Japan will temporarily recall its ambassador to South Korea, Nagamine Yasumasa, in protest at the installation of a girl's statue symbolizing Korean comfort women in front of the Japanese consulate-general in Busan, southern South Korea, Japan's top government spokesman said Friday.
Morimoto Yasuhiro, the consul-general in Busan, will also be recalled temporarily, Chief Cabinet Secretary Suga Yoshihide told a press conference.
Tokyo decided the strong measures, believing that the installation of the statue goes against the spirit of a Japan-South Korea agreement reached in December 2015 to "finally and irreversibly" resolve the issue of women who were forced into prostitution for Japanese troops before and during World War II.
The Japanese government's action is expected to throw cold water on its relationship with Seoul, which has shown signs of improvement since the landmark agreement, pundits said.
The statue in Busan, erected late last month by a South Korean civic group, is the second of its kind, after one in front of Japan's embassy in Seoul, which was set up in December 2011.
The Environment Ministry said Friday that it has punished a 71-year-old part-time worker at Shinjuku Gyoen National Park in central Tokyo for neglecting to collect entry fees from some non-Japanese speakers. (Jiji)
The position of the Japan-U.S. alliance as the linchpin of Japanese foreign policy and security is an "unchanging principle," Prime Minister Shinzo Abe said in a policy speech Friday hours before the inauguration of the next U.S. president. (Kyodo)
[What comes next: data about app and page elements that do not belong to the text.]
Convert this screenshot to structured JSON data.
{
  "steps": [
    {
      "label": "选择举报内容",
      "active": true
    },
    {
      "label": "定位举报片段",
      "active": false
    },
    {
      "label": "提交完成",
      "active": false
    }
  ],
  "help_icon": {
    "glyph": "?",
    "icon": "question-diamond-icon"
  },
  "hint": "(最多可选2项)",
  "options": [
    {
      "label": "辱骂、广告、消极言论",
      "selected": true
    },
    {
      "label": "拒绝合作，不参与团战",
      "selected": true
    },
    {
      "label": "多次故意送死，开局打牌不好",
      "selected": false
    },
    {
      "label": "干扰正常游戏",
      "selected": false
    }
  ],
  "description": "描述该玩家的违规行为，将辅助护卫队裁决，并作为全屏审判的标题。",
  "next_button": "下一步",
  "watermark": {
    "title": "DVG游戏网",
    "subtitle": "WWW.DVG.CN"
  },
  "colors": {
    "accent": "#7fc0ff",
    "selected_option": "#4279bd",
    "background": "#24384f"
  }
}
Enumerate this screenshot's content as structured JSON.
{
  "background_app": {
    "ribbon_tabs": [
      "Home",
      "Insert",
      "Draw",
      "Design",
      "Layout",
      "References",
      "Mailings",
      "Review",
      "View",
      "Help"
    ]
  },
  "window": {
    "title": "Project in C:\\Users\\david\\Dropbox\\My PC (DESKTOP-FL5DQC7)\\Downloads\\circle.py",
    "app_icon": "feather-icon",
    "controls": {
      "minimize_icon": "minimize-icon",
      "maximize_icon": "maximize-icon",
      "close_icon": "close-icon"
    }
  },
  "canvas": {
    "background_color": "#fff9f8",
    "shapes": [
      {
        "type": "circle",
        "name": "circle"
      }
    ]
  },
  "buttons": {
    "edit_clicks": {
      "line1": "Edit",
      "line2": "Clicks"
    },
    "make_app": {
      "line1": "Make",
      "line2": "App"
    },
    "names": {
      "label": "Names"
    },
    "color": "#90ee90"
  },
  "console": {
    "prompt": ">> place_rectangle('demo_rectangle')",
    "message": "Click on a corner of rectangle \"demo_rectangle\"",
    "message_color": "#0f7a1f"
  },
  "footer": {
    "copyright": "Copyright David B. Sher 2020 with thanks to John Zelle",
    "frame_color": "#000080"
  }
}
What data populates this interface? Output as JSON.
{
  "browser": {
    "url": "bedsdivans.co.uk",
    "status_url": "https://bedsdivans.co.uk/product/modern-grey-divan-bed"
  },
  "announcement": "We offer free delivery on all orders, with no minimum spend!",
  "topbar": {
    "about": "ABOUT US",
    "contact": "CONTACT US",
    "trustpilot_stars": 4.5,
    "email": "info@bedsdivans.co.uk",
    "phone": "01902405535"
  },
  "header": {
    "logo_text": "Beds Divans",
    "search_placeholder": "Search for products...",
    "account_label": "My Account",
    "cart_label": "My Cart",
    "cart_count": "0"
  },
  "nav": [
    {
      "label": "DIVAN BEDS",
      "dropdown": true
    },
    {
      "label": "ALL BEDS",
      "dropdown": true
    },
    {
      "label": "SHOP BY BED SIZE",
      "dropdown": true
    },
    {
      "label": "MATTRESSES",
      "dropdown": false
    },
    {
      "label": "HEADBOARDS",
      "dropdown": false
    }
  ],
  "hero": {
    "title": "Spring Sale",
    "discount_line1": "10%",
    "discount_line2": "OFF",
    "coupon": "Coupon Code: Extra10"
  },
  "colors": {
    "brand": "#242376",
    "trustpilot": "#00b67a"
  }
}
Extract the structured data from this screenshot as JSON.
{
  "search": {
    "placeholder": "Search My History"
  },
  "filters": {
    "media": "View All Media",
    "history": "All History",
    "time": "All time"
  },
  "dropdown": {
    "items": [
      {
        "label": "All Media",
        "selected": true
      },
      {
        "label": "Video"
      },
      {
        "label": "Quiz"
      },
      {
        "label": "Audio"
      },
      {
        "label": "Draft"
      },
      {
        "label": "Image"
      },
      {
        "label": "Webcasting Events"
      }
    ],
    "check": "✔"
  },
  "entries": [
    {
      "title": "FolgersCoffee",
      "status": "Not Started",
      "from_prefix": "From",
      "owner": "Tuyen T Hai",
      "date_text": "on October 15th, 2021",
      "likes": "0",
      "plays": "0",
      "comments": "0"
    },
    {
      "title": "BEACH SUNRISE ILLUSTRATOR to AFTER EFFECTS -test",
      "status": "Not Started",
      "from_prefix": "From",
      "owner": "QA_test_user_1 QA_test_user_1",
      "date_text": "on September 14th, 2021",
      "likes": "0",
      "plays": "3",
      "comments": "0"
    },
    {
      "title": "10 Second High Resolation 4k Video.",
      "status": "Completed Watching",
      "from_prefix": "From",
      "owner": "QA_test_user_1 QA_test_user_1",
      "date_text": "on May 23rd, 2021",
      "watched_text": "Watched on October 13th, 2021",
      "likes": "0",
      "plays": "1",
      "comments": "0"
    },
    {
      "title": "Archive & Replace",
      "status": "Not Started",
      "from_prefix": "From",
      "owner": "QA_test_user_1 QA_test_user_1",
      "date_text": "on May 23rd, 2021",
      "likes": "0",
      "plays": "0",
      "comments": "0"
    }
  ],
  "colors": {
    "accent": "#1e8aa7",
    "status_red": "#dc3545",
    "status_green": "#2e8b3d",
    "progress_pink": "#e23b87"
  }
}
The organizing committee of the 2017 Asian Winter Games to be held in Hokkaido, northern Japan, next month has asked a Japanese hotel chain to take appropriate measures amid criticism for its owner's denial of the 1937 Nanjing incident. (Jiji)